* Web page and app entries
*** Begin section ***
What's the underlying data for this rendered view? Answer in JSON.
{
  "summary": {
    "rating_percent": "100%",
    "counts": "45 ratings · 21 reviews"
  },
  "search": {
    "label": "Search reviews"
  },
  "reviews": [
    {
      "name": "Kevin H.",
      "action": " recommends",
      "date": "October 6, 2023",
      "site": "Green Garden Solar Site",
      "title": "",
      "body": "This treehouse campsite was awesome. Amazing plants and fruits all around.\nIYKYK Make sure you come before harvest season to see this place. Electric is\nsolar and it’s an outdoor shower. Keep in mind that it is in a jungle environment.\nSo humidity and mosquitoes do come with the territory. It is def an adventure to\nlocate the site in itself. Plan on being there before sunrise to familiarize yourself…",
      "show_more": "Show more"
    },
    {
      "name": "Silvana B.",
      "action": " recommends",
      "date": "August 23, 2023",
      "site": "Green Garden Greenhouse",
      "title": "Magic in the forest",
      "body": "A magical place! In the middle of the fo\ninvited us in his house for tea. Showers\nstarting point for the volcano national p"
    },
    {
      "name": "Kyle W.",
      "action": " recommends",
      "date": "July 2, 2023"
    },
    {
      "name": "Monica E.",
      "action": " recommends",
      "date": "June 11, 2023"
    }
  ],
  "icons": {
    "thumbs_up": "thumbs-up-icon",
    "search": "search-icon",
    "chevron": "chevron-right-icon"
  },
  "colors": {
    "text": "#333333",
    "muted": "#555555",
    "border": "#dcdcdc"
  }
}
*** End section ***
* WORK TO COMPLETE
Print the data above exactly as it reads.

* PROBLEM SOLUTION
What's the underlying data for this rendered view? Answer in JSON.
{
  "summary": {
    "rating_percent": "100%",
    "counts": "45 ratings · 21 reviews"
  },
  "search": {
    "label": "Search reviews"
  },
  "reviews": [
    {
      "name": "Kevin H.",
      "action": " recommends",
      "date": "October 6, 2023",
      "site": "Green Garden Solar Site",
      "title": "",
      "body": "This treehouse campsite was awesome. Amazing plants and fruits all around.\nIYKYK Make sure you come before harvest season to see this place. Electric is\nsolar and it’s an outdoor shower. Keep in mind that it is in a jungle environment.\nSo humidity and mosquitoes do come with the territory. It is def an adventure to\nlocate the site in itself. Plan on being there before sunrise to familiarize yourself…",
      "show_more": "Show more"
    },
    {
      "name": "Silvana B.",
      "action": " recommends",
      "date": "August 23, 2023",
      "site": "Green Garden Greenhouse",
      "title": "Magic in the forest",
      "body": "A magical place! In the middle of the fo\ninvited us in his house for tea. Showers\nstarting point for the volcano national p"
    },
    {
      "name": "Kyle W.",
      "action": " recommends",
      "date": "July 2, 2023"
    },
    {
      "name": "Monica E.",
      "action": " recommends",
      "date": "June 11, 2023"
    }
  ],
  "icons": {
    "thumbs_up": "thumbs-up-icon",
    "search": "search-icon",
    "chevron": "chevron-right-icon"
  },
  "colors": {
    "text": "#333333",
    "muted": "#555555",
    "border": "#dcdcdc"
  }
}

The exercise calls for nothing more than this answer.